Exercise data section start
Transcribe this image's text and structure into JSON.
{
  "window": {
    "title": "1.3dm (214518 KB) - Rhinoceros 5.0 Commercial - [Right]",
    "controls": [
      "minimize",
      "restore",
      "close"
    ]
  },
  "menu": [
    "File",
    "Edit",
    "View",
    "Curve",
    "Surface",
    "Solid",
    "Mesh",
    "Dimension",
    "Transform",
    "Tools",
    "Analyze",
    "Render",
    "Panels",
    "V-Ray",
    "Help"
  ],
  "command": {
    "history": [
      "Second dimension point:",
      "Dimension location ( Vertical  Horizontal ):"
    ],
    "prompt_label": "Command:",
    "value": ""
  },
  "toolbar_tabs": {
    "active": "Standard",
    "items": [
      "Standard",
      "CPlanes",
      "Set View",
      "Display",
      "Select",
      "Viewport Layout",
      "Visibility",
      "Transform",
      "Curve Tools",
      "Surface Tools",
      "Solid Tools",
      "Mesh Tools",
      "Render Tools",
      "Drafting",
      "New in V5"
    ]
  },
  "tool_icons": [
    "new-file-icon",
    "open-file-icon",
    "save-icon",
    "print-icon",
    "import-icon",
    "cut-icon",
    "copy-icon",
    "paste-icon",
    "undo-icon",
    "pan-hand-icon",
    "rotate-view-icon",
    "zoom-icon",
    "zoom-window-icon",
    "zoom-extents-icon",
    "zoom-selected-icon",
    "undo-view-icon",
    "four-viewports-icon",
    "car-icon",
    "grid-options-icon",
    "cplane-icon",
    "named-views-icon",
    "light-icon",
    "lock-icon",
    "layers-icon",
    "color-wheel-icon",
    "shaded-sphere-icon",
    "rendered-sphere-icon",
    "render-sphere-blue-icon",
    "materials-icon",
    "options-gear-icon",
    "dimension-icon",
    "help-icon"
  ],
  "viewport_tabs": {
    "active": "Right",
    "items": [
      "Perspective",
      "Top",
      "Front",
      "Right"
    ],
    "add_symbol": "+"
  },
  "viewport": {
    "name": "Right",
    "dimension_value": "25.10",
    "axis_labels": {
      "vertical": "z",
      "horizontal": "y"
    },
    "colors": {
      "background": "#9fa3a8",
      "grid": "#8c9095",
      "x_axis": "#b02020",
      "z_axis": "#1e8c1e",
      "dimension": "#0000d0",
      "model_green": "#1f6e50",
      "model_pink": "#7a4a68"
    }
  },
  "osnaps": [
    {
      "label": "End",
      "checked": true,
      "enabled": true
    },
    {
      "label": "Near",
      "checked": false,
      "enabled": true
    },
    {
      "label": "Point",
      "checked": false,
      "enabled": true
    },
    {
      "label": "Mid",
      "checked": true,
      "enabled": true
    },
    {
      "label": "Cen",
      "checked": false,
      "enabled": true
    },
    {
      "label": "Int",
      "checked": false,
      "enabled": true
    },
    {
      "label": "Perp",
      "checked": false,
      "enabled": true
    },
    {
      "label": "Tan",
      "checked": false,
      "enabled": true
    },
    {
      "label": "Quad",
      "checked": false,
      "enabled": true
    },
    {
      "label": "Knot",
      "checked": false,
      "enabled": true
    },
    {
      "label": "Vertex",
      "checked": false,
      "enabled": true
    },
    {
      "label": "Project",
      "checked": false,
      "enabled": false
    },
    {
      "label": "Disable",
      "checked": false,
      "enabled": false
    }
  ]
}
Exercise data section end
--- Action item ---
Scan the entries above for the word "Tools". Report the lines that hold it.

--- Task result ---
    "Tools",
      "Curve Tools",
      "Surface Tools",
      "Solid Tools",
      "Mesh Tools",
      "Render Tools",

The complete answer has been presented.